(Entries taken from a collection)
....

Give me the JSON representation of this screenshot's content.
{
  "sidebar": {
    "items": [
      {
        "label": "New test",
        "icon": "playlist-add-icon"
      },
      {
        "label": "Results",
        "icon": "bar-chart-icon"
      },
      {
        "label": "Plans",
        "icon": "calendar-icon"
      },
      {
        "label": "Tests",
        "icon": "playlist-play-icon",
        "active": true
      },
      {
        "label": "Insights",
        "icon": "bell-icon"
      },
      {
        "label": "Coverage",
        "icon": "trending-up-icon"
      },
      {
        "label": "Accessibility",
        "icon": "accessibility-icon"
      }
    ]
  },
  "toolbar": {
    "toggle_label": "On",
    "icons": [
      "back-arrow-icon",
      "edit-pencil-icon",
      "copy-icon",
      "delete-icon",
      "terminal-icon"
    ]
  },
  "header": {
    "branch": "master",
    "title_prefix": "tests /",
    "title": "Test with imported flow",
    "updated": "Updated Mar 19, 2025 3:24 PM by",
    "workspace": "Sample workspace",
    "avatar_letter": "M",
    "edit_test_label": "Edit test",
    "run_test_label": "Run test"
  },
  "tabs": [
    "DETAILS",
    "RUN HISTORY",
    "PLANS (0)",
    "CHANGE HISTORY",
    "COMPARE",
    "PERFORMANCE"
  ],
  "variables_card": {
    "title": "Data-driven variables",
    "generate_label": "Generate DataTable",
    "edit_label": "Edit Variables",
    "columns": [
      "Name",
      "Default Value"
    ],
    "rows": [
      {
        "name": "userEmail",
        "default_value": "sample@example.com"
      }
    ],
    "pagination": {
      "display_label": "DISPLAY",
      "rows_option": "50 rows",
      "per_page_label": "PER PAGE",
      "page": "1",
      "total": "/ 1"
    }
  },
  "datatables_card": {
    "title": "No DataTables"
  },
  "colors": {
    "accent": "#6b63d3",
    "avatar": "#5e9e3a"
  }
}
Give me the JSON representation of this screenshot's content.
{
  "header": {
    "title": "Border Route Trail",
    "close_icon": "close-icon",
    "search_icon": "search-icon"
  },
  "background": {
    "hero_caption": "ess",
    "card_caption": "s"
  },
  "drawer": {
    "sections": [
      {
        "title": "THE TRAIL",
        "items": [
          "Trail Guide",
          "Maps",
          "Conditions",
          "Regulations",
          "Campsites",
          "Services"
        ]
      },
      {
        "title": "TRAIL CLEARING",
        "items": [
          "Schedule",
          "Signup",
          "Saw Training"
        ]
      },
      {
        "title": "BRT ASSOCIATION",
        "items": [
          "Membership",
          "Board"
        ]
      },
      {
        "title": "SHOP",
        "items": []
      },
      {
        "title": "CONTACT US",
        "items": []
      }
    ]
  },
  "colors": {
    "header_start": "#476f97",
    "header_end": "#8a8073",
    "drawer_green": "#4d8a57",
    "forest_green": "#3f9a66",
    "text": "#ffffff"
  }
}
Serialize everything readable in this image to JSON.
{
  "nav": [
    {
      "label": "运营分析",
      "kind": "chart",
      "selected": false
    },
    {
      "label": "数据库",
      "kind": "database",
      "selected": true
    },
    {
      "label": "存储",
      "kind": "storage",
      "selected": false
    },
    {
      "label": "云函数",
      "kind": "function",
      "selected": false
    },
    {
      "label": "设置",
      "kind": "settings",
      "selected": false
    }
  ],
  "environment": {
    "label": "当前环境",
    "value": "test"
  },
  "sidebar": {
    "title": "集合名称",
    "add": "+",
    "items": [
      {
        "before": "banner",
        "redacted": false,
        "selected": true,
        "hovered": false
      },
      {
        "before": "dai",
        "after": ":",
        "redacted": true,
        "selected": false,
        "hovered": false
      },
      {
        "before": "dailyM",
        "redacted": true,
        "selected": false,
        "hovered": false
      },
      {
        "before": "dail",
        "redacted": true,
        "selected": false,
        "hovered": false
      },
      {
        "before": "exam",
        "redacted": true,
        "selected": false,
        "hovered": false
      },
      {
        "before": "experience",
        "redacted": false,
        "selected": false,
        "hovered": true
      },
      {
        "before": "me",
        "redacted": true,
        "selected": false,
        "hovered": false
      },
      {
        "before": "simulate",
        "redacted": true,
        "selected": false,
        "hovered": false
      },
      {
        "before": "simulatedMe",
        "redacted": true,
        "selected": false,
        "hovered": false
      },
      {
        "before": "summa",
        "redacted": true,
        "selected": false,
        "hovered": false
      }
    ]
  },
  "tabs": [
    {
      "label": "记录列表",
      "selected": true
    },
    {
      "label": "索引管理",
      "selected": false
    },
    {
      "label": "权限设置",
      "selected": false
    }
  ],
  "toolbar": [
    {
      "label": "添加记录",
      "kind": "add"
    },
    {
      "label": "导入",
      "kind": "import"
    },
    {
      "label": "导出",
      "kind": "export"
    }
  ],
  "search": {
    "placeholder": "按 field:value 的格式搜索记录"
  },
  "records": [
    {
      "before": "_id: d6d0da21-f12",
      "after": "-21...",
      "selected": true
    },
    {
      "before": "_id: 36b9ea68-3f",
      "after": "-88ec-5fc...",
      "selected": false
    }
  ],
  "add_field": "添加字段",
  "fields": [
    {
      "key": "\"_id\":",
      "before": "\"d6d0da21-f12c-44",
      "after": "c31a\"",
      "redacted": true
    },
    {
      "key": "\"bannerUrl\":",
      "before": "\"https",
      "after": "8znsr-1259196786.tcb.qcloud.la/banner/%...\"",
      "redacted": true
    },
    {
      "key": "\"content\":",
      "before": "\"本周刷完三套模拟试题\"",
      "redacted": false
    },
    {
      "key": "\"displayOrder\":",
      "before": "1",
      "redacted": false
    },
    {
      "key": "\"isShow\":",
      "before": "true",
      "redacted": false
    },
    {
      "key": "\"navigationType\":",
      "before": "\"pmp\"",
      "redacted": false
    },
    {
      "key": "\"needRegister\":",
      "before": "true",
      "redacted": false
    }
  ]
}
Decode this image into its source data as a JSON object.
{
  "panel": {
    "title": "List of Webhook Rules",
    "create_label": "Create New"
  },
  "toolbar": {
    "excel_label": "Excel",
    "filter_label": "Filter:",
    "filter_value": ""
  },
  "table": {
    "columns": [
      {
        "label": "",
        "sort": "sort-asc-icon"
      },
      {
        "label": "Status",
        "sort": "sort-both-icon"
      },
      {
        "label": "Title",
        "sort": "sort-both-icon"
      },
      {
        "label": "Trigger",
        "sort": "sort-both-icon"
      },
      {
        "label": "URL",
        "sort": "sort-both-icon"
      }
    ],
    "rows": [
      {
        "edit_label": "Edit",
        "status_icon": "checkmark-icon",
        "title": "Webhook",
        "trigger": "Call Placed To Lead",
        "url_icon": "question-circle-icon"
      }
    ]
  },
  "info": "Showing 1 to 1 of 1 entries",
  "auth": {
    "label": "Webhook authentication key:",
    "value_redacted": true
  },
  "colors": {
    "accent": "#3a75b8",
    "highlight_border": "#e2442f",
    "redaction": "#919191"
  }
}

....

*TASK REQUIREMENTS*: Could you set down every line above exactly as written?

*COMPLETED EXERCISE*:
Give me the JSON representation of this screenshot's content.
{
  "sidebar": {
    "items": [
      {
        "label": "New test",
        "icon": "playlist-add-icon"
      },
      {
        "label": "Results",
        "icon": "bar-chart-icon"
      },
      {
        "label": "Plans",
        "icon": "calendar-icon"
      },
      {
        "label": "Tests",
        "icon": "playlist-play-icon",
        "active": true
      },
      {
        "label": "Insights",
        "icon": "bell-icon"
      },
      {
        "label": "Coverage",
        "icon": "trending-up-icon"
      },
      {
        "label": "Accessibility",
        "icon": "accessibility-icon"
      }
    ]
  },
  "toolbar": {
    "toggle_label": "On",
    "icons": [
      "back-arrow-icon",
      "edit-pencil-icon",
      "copy-icon",
      "delete-icon",
      "terminal-icon"
    ]
  },
  "header": {
    "branch": "master",
    "title_prefix": "tests /",
    "title": "Test with imported flow",
    "updated": "Updated Mar 19, 2025 3:24 PM by",
    "workspace": "Sample workspace",
    "avatar_letter": "M",
    "edit_test_label": "Edit test",
    "run_test_label": "Run test"
  },
  "tabs": [
    "DETAILS",
    "RUN HISTORY",
    "PLANS (0)",
    "CHANGE HISTORY",
    "COMPARE",
    "PERFORMANCE"
  ],
  "variables_card": {
    "title": "Data-driven variables",
    "generate_label": "Generate DataTable",
    "edit_label": "Edit Variables",
    "columns": [
      "Name",
      "Default Value"
    ],
    "rows": [
      {
        "name": "userEmail",
        "default_value": "sample@example.com"
      }
    ],
    "pagination": {
      "display_label": "DISPLAY",
      "rows_option": "50 rows",
      "per_page_label": "PER PAGE",
      "page": "1",
      "total": "/ 1"
    }
  },
  "datatables_card": {
    "title": "No DataTables"
  },
  "colors": {
    "accent": "#6b63d3",
    "avatar": "#5e9e3a"
  }
}
Give me the JSON representation of this screenshot's content.
{
  "header": {
    "title": "Border Route Trail",
    "close_icon": "close-icon",
    "search_icon": "search-icon"
  },
  "background": {
    "hero_caption": "ess",
    "card_caption": "s"
  },
  "drawer": {
    "sections": [
      {
        "title": "THE TRAIL",
        "items": [
          "Trail Guide",
          "Maps",
          "Conditions",
          "Regulations",
          "Campsites",
          "Services"
        ]
      },
      {
        "title": "TRAIL CLEARING",
        "items": [
          "Schedule",
          "Signup",
          "Saw Training"
        ]
      },
      {
        "title": "BRT ASSOCIATION",
        "items": [
          "Membership",
          "Board"
        ]
      },
      {
        "title": "SHOP",
        "items": []
      },
      {
        "title": "CONTACT US",
        "items": []
      }
    ]
  },
  "colors": {
    "header_start": "#476f97",
    "header_end": "#8a8073",
    "drawer_green": "#4d8a57",
    "forest_green": "#3f9a66",
    "text": "#ffffff"
  }
}
Serialize everything readable in this image to JSON.
{
  "nav": [
    {
      "label": "运营分析",
      "kind": "chart",
      "selected": false
    },
    {
      "label": "数据库",
      "kind": "database",
      "selected": true
    },
    {
      "label": "存储",
      "kind": "storage",
      "selected": false
    },
    {
      "label": "云函数",
      "kind": "function",
      "selected": false
    },
    {
      "label": "设置",
      "kind": "settings",
      "selected": false
    }
  ],
  "environment": {
    "label": "当前环境",
    "value": "test"
  },
  "sidebar": {
    "title": "集合名称",
    "add": "+",
    "items": [
      {
        "before": "banner",
        "redacted": false,
        "selected": true,
        "hovered": false
      },
      {
        "before": "dai",
        "after": ":",
        "redacted": true,
        "selected": false,
        "hovered": false
      },
      {
        "before": "dailyM",
        "redacted": true,
        "selected": false,
        "hovered": false
      },
      {
        "before": "dail",
        "redacted": true,
        "selected": false,
        "hovered": false
      },
      {
        "before": "exam",
        "redacted": true,
        "selected": false,
        "hovered": false
      },
      {
        "before": "experience",
        "redacted": false,
        "selected": false,
        "hovered": true
      },
      {
        "before": "me",
        "redacted": true,
        "selected": false,
        "hovered": false
      },
      {
        "before": "simulate",
        "redacted": true,
        "selected": false,
        "hovered": false
      },
      {
        "before": "simulatedMe",
        "redacted": true,
        "selected": false,
        "hovered": false
      },
      {
        "before": "summa",
        "redacted": true,
        "selected": false,
        "hovered": false
      }
    ]
  },
  "tabs": [
    {
      "label": "记录列表",
      "selected": true
    },
    {
      "label": "索引管理",
      "selected": false
    },
    {
      "label": "权限设置",
      "selected": false
    }
  ],
  "toolbar": [
    {
      "label": "添加记录",
      "kind": "add"
    },
    {
      "label": "导入",
      "kind": "import"
    },
    {
      "label": "导出",
      "kind": "export"
    }
  ],
  "search": {
    "placeholder": "按 field:value 的格式搜索记录"
  },
  "records": [
    {
      "before": "_id: d6d0da21-f12",
      "after": "-21...",
      "selected": true
    },
    {
      "before": "_id: 36b9ea68-3f",
      "after": "-88ec-5fc...",
      "selected": false
    }
  ],
  "add_field": "添加字段",
  "fields": [
    {
      "key": "\"_id\":",
      "before": "\"d6d0da21-f12c-44",
      "after": "c31a\"",
      "redacted": true
    },
    {
      "key": "\"bannerUrl\":",
      "before": "\"https",
      "after": "8znsr-1259196786.tcb.qcloud.la/banner/%...\"",
      "redacted": true
    },
    {
      "key": "\"content\":",
      "before": "\"本周刷完三套模拟试题\"",
      "redacted": false
    },
    {
      "key": "\"displayOrder\":",
      "before": "1",
      "redacted": false
    },
    {
      "key": "\"isShow\":",
      "before": "true",
      "redacted": false
    },
    {
      "key": "\"navigationType\":",
      "before": "\"pmp\"",
      "redacted": false
    },
    {
      "key": "\"needRegister\":",
      "before": "true",
      "redacted": false
    }
  ]
}
Decode this image into its source data as a JSON object.
{
  "panel": {
    "title": "List of Webhook Rules",
    "create_label": "Create New"
  },
  "toolbar": {
    "excel_label": "Excel",
    "filter_label": "Filter:",
    "filter_value": ""
  },
  "table": {
    "columns": [
      {
        "label": "",
        "sort": "sort-asc-icon"
      },
      {
        "label": "Status",
        "sort": "sort-both-icon"
      },
      {
        "label": "Title",
        "sort": "sort-both-icon"
      },
      {
        "label": "Trigger",
        "sort": "sort-both-icon"
      },
      {
        "label": "URL",
        "sort": "sort-both-icon"
      }
    ],
    "rows": [
      {
        "edit_label": "Edit",
        "status_icon": "checkmark-icon",
        "title": "Webhook",
        "trigger": "Call Placed To Lead",
        "url_icon": "question-circle-icon"
      }
    ]
  },
  "info": "Showing 1 to 1 of 1 entries",
  "auth": {
    "label": "Webhook authentication key:",
    "value_redacted": true
  },
  "colors": {
    "accent": "#3a75b8",
    "highlight_border": "#e2442f",
    "redaction": "#919191"
  }
}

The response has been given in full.